By Ranger Rita

Often as I am opening the Cumberland Visitor Center, a quote on the wall within the exhibit area by Hungarian author Mor Jokai catches my attention - "coal moves the world."

When I think about how much coal has been a part of the history of Western Maryland and the C&O Canal, it makes sense. George Washington, on an early visit to the area, remarked about the "stored mineral wealth" beneath the surface. Allegany County was home to the "best dressed miners" that worked in the deep mines along Georges Creek. These miners collected their nickels, quarters and dollars to help build the Frostburg Normal School for their children to attend. Today the school is known as Frostburg State University and is my alma mater. Part of the Frostburg campus is actually built over top abandoned mine shafts.

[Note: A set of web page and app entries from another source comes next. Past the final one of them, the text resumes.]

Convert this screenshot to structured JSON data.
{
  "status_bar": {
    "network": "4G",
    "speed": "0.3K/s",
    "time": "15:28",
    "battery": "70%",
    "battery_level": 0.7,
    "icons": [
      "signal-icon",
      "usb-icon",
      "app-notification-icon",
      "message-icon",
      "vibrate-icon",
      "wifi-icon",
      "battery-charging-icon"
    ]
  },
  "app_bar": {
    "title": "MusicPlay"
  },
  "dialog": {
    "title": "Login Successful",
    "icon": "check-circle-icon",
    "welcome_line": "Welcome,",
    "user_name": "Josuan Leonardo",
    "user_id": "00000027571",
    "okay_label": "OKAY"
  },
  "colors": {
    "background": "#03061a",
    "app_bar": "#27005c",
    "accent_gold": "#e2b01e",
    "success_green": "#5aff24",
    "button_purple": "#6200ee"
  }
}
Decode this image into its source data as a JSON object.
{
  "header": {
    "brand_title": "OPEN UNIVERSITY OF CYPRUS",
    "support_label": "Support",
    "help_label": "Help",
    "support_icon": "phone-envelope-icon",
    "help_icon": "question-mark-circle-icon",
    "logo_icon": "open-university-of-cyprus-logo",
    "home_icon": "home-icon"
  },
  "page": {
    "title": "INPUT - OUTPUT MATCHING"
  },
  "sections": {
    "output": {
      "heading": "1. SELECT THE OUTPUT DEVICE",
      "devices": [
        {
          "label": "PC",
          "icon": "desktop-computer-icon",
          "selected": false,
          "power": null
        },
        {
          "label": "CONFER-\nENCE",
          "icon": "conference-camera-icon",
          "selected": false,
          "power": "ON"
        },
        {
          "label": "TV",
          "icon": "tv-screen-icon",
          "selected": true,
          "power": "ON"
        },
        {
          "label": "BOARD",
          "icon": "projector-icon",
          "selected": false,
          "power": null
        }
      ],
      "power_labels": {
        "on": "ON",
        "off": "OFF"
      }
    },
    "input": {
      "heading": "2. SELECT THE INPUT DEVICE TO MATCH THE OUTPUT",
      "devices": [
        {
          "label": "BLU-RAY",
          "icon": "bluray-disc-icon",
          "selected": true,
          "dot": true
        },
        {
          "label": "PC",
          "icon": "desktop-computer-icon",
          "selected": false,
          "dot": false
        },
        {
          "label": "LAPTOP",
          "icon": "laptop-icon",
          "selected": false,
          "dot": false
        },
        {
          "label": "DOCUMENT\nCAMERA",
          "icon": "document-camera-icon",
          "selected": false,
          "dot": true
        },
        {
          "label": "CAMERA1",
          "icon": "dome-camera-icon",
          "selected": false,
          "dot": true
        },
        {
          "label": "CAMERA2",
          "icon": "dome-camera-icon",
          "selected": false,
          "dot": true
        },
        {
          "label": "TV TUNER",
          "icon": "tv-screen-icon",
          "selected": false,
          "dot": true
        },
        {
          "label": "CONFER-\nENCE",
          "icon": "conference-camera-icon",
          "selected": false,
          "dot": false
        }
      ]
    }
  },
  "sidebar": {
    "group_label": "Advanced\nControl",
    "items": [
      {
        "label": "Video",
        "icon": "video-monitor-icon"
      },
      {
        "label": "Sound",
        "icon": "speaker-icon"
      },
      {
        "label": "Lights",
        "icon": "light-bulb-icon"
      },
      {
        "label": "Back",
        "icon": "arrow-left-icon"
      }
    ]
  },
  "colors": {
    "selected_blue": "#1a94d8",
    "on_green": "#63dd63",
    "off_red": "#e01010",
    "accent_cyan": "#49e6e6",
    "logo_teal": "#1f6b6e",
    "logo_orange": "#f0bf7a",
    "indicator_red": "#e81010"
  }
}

Countless loads of coal left the mines by short line railroad, came to Cumberland, and were transferred to long haul trains or canal boats headed east to Washington or Baltimore. Coal accounted for over eighty-five percent of the cargo on the C&O Canal. Each boat could hold over one hundred tons each. During the peak years of canal operations from the late 1860s to the mid-1880s, over eleven million tons of coal was hauled on the canal. This coal was destined to power steam ships and supply industries. Without the coal passing from the mines to Cumberland and onto waiting canal boats, surely the C&O Canal would not have operated as long as it did.

"Coal moved the C&O Canal" at Cumberland.